* **PROBLEM DESCRIPTION**
For every line in the records that has the word "Iraq", make a copy.

· · · · ·

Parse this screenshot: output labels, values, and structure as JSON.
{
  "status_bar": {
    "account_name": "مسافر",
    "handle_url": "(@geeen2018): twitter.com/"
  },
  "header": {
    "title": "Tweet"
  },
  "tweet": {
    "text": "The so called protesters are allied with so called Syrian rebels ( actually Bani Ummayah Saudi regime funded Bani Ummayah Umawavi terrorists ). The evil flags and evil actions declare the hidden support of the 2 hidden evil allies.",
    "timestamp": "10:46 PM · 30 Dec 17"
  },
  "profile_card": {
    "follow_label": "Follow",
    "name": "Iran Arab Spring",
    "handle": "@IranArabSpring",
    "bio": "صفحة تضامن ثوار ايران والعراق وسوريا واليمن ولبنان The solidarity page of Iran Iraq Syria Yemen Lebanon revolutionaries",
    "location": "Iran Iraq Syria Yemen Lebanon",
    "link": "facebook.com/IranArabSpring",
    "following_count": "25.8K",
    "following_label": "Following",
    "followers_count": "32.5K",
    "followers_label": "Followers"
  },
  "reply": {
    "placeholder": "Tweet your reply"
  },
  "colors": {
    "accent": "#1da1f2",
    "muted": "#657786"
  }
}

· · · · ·

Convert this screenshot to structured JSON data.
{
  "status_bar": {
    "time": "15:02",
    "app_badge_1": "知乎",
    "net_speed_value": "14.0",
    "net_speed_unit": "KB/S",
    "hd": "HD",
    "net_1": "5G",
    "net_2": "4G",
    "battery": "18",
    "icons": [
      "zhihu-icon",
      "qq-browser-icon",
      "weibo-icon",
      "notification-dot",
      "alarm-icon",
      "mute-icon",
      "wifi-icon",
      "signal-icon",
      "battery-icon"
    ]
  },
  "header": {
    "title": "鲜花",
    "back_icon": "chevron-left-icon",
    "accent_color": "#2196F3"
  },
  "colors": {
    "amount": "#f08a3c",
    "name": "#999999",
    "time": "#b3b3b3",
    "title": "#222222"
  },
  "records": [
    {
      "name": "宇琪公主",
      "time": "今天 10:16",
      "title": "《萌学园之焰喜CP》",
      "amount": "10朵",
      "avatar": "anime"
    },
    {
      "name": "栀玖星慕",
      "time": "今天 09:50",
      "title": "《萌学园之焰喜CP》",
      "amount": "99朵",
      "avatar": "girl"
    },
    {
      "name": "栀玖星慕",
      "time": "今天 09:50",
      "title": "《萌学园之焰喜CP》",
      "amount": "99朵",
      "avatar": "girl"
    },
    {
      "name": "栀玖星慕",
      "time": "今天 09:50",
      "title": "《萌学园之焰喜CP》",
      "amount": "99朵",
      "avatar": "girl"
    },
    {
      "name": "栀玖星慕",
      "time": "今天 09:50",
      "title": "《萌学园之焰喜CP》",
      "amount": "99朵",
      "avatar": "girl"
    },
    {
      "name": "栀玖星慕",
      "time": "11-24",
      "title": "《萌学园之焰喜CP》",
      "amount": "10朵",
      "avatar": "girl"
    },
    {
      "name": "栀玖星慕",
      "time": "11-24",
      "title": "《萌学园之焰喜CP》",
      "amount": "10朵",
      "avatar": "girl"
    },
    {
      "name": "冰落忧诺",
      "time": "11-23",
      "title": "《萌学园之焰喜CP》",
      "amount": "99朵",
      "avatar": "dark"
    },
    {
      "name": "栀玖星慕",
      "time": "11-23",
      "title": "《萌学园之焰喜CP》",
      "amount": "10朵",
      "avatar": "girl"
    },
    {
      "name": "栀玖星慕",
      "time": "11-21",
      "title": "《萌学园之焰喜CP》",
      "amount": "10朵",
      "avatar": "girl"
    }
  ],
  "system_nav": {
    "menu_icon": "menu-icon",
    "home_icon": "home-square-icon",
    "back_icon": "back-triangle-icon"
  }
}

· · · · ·

* **SOLVED EXERCISE**
    "bio": "صفحة تضامن ثوار ايران والعراق وسوريا واليمن ولبنان The solidarity page of Iran Iraq Syria Yemen Lebanon revolutionaries",
    "location": "Iran Iraq Syria Yemen Lebanon",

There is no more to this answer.